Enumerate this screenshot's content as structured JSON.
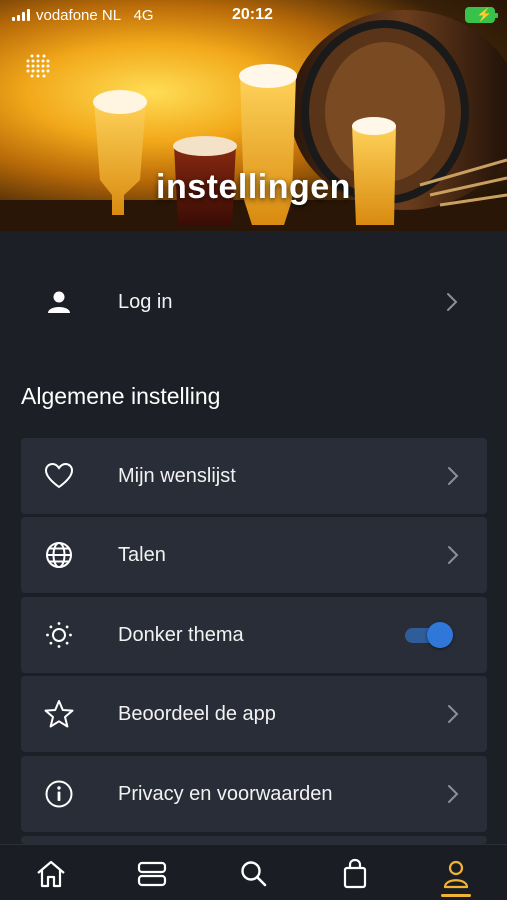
{
  "status_bar": {
    "carrier": "vodafone NL",
    "network": "4G",
    "time": "20:12"
  },
  "header": {
    "title": "instellingen"
  },
  "account": {
    "login_label": "Log in"
  },
  "general": {
    "section_title": "Algemene instelling",
    "items": [
      {
        "label": "Mijn wenslijst",
        "icon": "heart-icon"
      },
      {
        "label": "Talen",
        "icon": "globe-icon"
      },
      {
        "label": "Donker thema",
        "icon": "sun-icon",
        "toggle_on": true
      },
      {
        "label": "Beoordeel de app",
        "icon": "star-icon"
      },
      {
        "label": "Privacy en voorwaarden",
        "icon": "info-icon"
      }
    ]
  },
  "bottom_nav": {
    "items": [
      "home-icon",
      "categories-icon",
      "search-icon",
      "bag-icon",
      "profile-icon"
    ],
    "active": "profile-icon",
    "active_color": "#f2b233"
  },
  "colors": {
    "background": "#1c1f26",
    "card": "#292d38",
    "toggle_accent": "#2f78d9"
  }
}
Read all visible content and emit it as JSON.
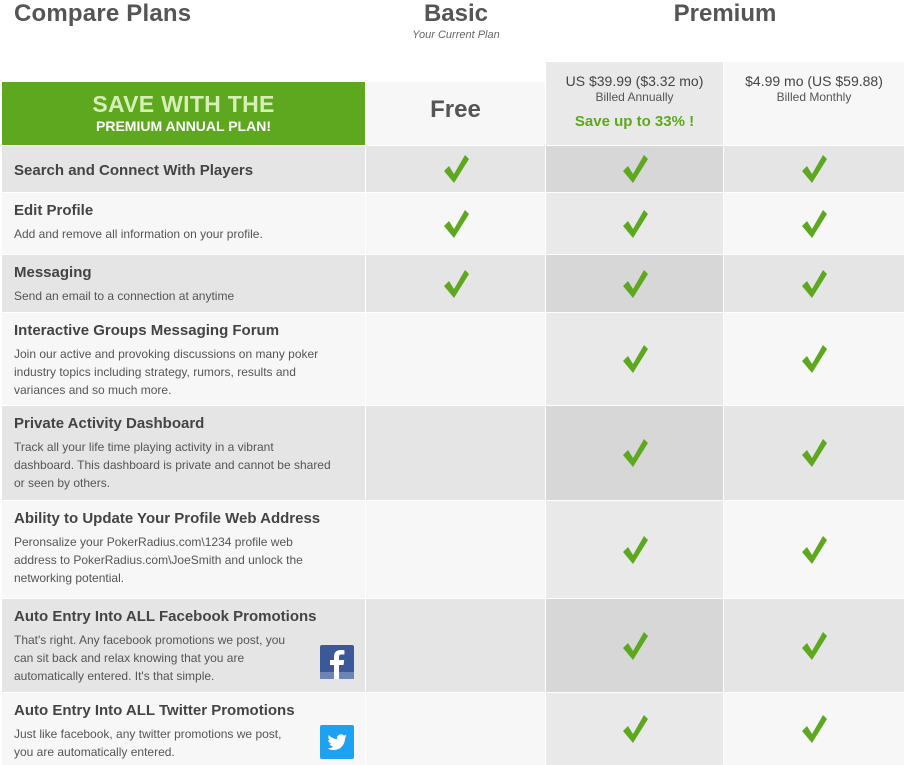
{
  "header": {
    "title": "Compare Plans",
    "basic": {
      "name": "Basic",
      "subtitle": "Your Current Plan"
    },
    "premium": {
      "name": "Premium"
    }
  },
  "banner": {
    "line1": "SAVE WITH THE",
    "line2": "PREMIUM ANNUAL PLAN!"
  },
  "plans": {
    "basic_price": "Free",
    "annual": {
      "price": "US $39.99 ($3.32 mo)",
      "billing": "Billed Annually",
      "savings": "Save up to 33% !"
    },
    "monthly": {
      "price": "$4.99 mo (US $59.88)",
      "billing": "Billed Monthly"
    }
  },
  "colors": {
    "accent": "#5ea820",
    "check": "#5ea820",
    "facebook": "#3b5998",
    "twitter": "#1da1f2"
  },
  "features": [
    {
      "title": "Search and Connect With Players",
      "desc": "",
      "basic": true,
      "annual": true,
      "monthly": true
    },
    {
      "title": "Edit Profile",
      "desc": "Add and remove all information on your profile.",
      "basic": true,
      "annual": true,
      "monthly": true
    },
    {
      "title": "Messaging",
      "desc": "Send an email to a connection at anytime",
      "basic": true,
      "annual": true,
      "monthly": true
    },
    {
      "title": "Interactive Groups Messaging Forum",
      "desc": "Join our active and provoking discussions on many poker industry topics including strategy, rumors, results and variances and so much more.",
      "basic": false,
      "annual": true,
      "monthly": true
    },
    {
      "title": "Private Activity Dashboard",
      "desc": "Track all your life time playing activity in a vibrant dashboard. This dashboard is private and cannot be shared or seen by others.",
      "basic": false,
      "annual": true,
      "monthly": true
    },
    {
      "title": "Ability to Update Your Profile Web Address",
      "desc": "Peronsalize your PokerRadius.com\\1234 profile web address to PokerRadius.com\\JoeSmith and unlock the networking potential.",
      "basic": false,
      "annual": true,
      "monthly": true
    },
    {
      "title": "Auto Entry Into ALL Facebook Promotions",
      "desc": "That's right. Any facebook promotions we post, you can sit back and relax knowing that you are automatically entered. It's that simple.",
      "basic": false,
      "annual": true,
      "monthly": true,
      "icon": "facebook-icon"
    },
    {
      "title": "Auto Entry Into ALL Twitter Promotions",
      "desc": "Just like facebook, any twitter promotions we post, you are automatically entered.",
      "basic": false,
      "annual": true,
      "monthly": true,
      "icon": "twitter-icon"
    }
  ]
}
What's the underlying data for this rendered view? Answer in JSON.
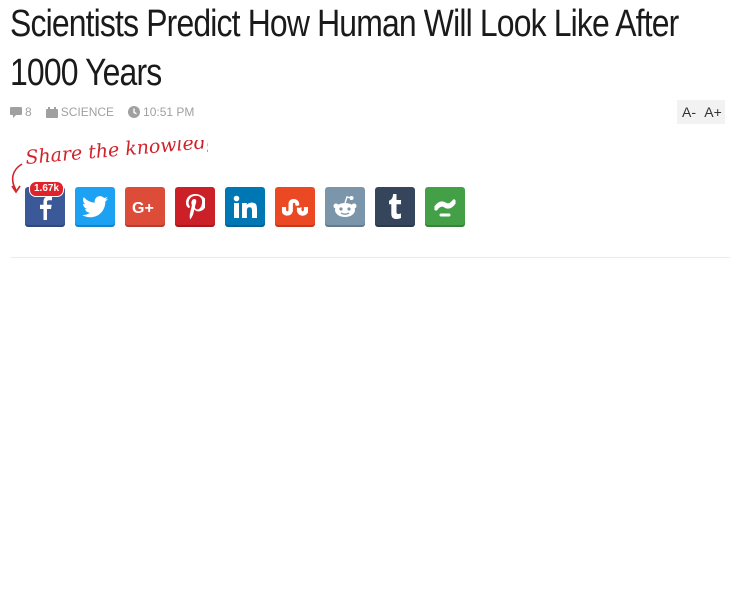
{
  "article": {
    "title": "Scientists Predict How Human Will Look Like After 1000 Years"
  },
  "meta": {
    "comments_count": "8",
    "category": "SCIENCE",
    "time": "10:51 PM"
  },
  "font_size": {
    "decrease_label": "A-",
    "increase_label": "A+"
  },
  "share": {
    "label": "Share the knowledge!",
    "facebook_count": "1.67k",
    "buttons": [
      {
        "network": "facebook",
        "color": "#3b5998",
        "icon": "facebook-icon"
      },
      {
        "network": "twitter",
        "color": "#1da1f2",
        "icon": "twitter-icon"
      },
      {
        "network": "google-plus",
        "color": "#dd4b39",
        "icon": "google-plus-icon"
      },
      {
        "network": "pinterest",
        "color": "#cb2027",
        "icon": "pinterest-icon"
      },
      {
        "network": "linkedin",
        "color": "#0077b5",
        "icon": "linkedin-icon"
      },
      {
        "network": "stumbleupon",
        "color": "#eb4924",
        "icon": "stumbleupon-icon"
      },
      {
        "network": "reddit",
        "color": "#7b96aa",
        "icon": "reddit-icon"
      },
      {
        "network": "tumblr",
        "color": "#35465c",
        "icon": "tumblr-icon"
      },
      {
        "network": "more",
        "color": "#43a047",
        "icon": "more-share-icon"
      }
    ]
  },
  "colors": {
    "share_label": "#d0232b",
    "meta_text": "#a0a0a0"
  }
}
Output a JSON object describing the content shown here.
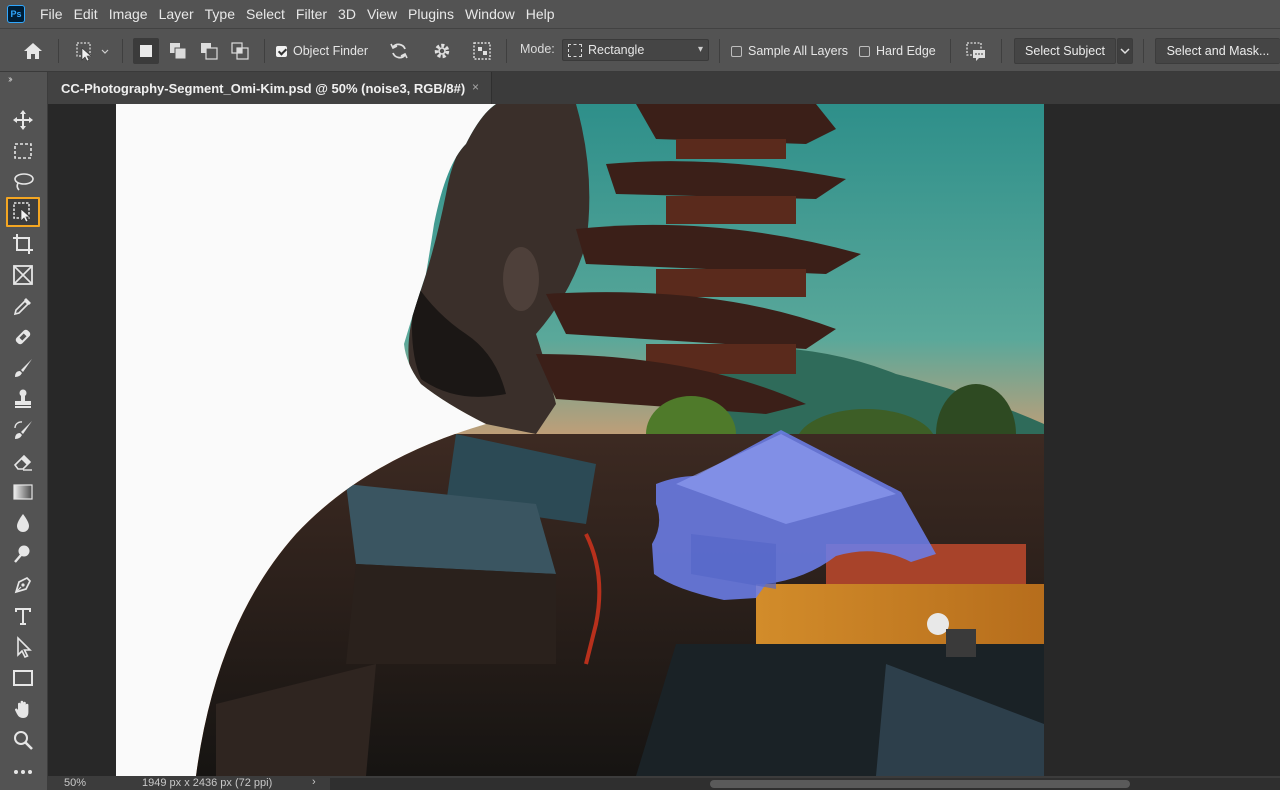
{
  "app": {
    "logo": "Ps"
  },
  "menu": [
    "File",
    "Edit",
    "Image",
    "Layer",
    "Type",
    "Select",
    "Filter",
    "3D",
    "View",
    "Plugins",
    "Window",
    "Help"
  ],
  "options": {
    "object_finder_label": "Object Finder",
    "object_finder_checked": true,
    "mode_label": "Mode:",
    "mode_value": "Rectangle",
    "sample_all_layers_label": "Sample All Layers",
    "sample_all_layers_checked": false,
    "hard_edge_label": "Hard Edge",
    "hard_edge_checked": false,
    "select_subject_label": "Select Subject",
    "select_and_mask_label": "Select and Mask..."
  },
  "document": {
    "tab_title": "CC-Photography-Segment_Omi-Kim.psd @ 50% (noise3, RGB/8#)",
    "close_glyph": "×"
  },
  "toolbar": {
    "active_tool": "object-selection-tool",
    "tools": [
      "move",
      "rectangular-marquee",
      "lasso",
      "object-selection",
      "crop",
      "frame",
      "eyedropper",
      "spot-healing-brush",
      "brush",
      "clone-stamp",
      "history-brush",
      "eraser",
      "gradient",
      "blur",
      "dodge",
      "pen",
      "type",
      "path-selection",
      "rectangle",
      "hand",
      "zoom",
      "more"
    ]
  },
  "status": {
    "zoom": "50%",
    "doc_info": "1949 px x 2436 px (72 ppi)",
    "arrow": "›"
  },
  "colors": {
    "accent": "#f4a622",
    "panel": "#535353",
    "selection_overlay": "#6b7de8"
  }
}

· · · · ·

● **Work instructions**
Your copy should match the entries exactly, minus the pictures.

● **Solution to the exercise**
Enumerate this screenshot's content as structured JSON.
{
  "status_bar": {
    "carrier": "vodafone NL",
    "network": "4G",
    "time": "20:12"
  },
  "header": {
    "title": "instellingen"
  },
  "account": {
    "login_label": "Log in"
  },
  "general": {
    "section_title": "Algemene instelling",
    "items": [
      {
        "label": "Mijn wenslijst",
        "icon": "heart-icon"
      },
      {
        "label": "Talen",
        "icon": "globe-icon"
      },
      {
        "label": "Donker thema",
        "icon": "sun-icon",
        "toggle_on": true
      },
      {
        "label": "Beoordeel de app",
        "icon": "star-icon"
      },
      {
        "label": "Privacy en voorwaarden",
        "icon": "info-icon"
      }
    ]
  },
  "bottom_nav": {
    "items": [
      "home-icon",
      "categories-icon",
      "search-icon",
      "bag-icon",
      "profile-icon"
    ],
    "active": "profile-icon",
    "active_color": "#f2b233"
  },
  "colors": {
    "background": "#1c1f26",
    "card": "#292d38",
    "toggle_accent": "#2f78d9"
  }
}
Read all visible content and emit it as JSON.
{
  "header": {
    "title": "Compare Plans",
    "basic": {
      "name": "Basic",
      "subtitle": "Your Current Plan"
    },
    "premium": {
      "name": "Premium"
    }
  },
  "banner": {
    "line1": "SAVE WITH THE",
    "line2": "PREMIUM ANNUAL PLAN!"
  },
  "plans": {
    "basic_price": "Free",
    "annual": {
      "price": "US $39.99 ($3.32 mo)",
      "billing": "Billed Annually",
      "savings": "Save up to 33% !"
    },
    "monthly": {
      "price": "$4.99 mo (US $59.88)",
      "billing": "Billed Monthly"
    }
  },
  "colors": {
    "accent": "#5ea820",
    "check": "#5ea820",
    "facebook": "#3b5998",
    "twitter": "#1da1f2"
  },
  "features": [
    {
      "title": "Search and Connect With Players",
      "desc": "",
      "basic": true,
      "annual": true,
      "monthly": true
    },
    {
      "title": "Edit Profile",
      "desc": "Add and remove all information on your profile.",
      "basic": true,
      "annual": true,
      "monthly": true
    },
    {
      "title": "Messaging",
      "desc": "Send an email to a connection at anytime",
      "basic": true,
      "annual": true,
      "monthly": true
    },
    {
      "title": "Interactive Groups Messaging Forum",
      "desc": "Join our active and provoking discussions on many poker industry topics including strategy, rumors, results and variances and so much more.",
      "basic": false,
      "annual": true,
      "monthly": true
    },
    {
      "title": "Private Activity Dashboard",
      "desc": "Track all your life time playing activity in a vibrant dashboard. This dashboard is private and cannot be shared or seen by others.",
      "basic": false,
      "annual": true,
      "monthly": true
    },
    {
      "title": "Ability to Update Your Profile Web Address",
      "desc": "Peronsalize your PokerRadius.com\\1234 profile web address to PokerRadius.com\\JoeSmith and unlock the networking potential.",
      "basic": false,
      "annual": true,
      "monthly": true
    },
    {
      "title": "Auto Entry Into ALL Facebook Promotions",
      "desc": "That's right. Any facebook promotions we post, you can sit back and relax knowing that you are automatically entered. It's that simple.",
      "basic": false,
      "annual": true,
      "monthly": true,
      "icon": "facebook-icon"
    },
    {
      "title": "Auto Entry Into ALL Twitter Promotions",
      "desc": "Just like facebook, any twitter promotions we post, you are automatically entered.",
      "basic": false,
      "annual": true,
      "monthly": true,
      "icon": "twitter-icon"
    }
  ]
}
What's the underlying data for this rendered view? Answer in JSON.
{
  "article": {
    "title": "Scientists Predict How Human Will Look Like After 1000 Years"
  },
  "meta": {
    "comments_count": "8",
    "category": "SCIENCE",
    "time": "10:51 PM"
  },
  "font_size": {
    "decrease_label": "A-",
    "increase_label": "A+"
  },
  "share": {
    "label": "Share the knowledge!",
    "facebook_count": "1.67k",
    "buttons": [
      {
        "network": "facebook",
        "color": "#3b5998",
        "icon": "facebook-icon"
      },
      {
        "network": "twitter",
        "color": "#1da1f2",
        "icon": "twitter-icon"
      },
      {
        "network": "google-plus",
        "color": "#dd4b39",
        "icon": "google-plus-icon"
      },
      {
        "network": "pinterest",
        "color": "#cb2027",
        "icon": "pinterest-icon"
      },
      {
        "network": "linkedin",
        "color": "#0077b5",
        "icon": "linkedin-icon"
      },
      {
        "network": "stumbleupon",
        "color": "#eb4924",
        "icon": "stumbleupon-icon"
      },
      {
        "network": "reddit",
        "color": "#7b96aa",
        "icon": "reddit-icon"
      },
      {
        "network": "tumblr",
        "color": "#35465c",
        "icon": "tumblr-icon"
      },
      {
        "network": "more",
        "color": "#43a047",
        "icon": "more-share-icon"
      }
    ]
  },
  "colors": {
    "share_label": "#d0232b",
    "meta_text": "#a0a0a0"
  }
}
Output a JSON object describing the content shown here.
{
  "app": {
    "logo": "Ps"
  },
  "menu": [
    "File",
    "Edit",
    "Image",
    "Layer",
    "Type",
    "Select",
    "Filter",
    "3D",
    "View",
    "Plugins",
    "Window",
    "Help"
  ],
  "options": {
    "object_finder_label": "Object Finder",
    "object_finder_checked": true,
    "mode_label": "Mode:",
    "mode_value": "Rectangle",
    "sample_all_layers_label": "Sample All Layers",
    "sample_all_layers_checked": false,
    "hard_edge_label": "Hard Edge",
    "hard_edge_checked": false,
    "select_subject_label": "Select Subject",
    "select_and_mask_label": "Select and Mask..."
  },
  "document": {
    "tab_title": "CC-Photography-Segment_Omi-Kim.psd @ 50% (noise3, RGB/8#)",
    "close_glyph": "×"
  },
  "toolbar": {
    "active_tool": "object-selection-tool",
    "tools": [
      "move",
      "rectangular-marquee",
      "lasso",
      "object-selection",
      "crop",
      "frame",
      "eyedropper",
      "spot-healing-brush",
      "brush",
      "clone-stamp",
      "history-brush",
      "eraser",
      "gradient",
      "blur",
      "dodge",
      "pen",
      "type",
      "path-selection",
      "rectangle",
      "hand",
      "zoom",
      "more"
    ]
  },
  "status": {
    "zoom": "50%",
    "doc_info": "1949 px x 2436 px (72 ppi)",
    "arrow": "›"
  },
  "colors": {
    "accent": "#f4a622",
    "panel": "#535353",
    "selection_overlay": "#6b7de8"
  }
}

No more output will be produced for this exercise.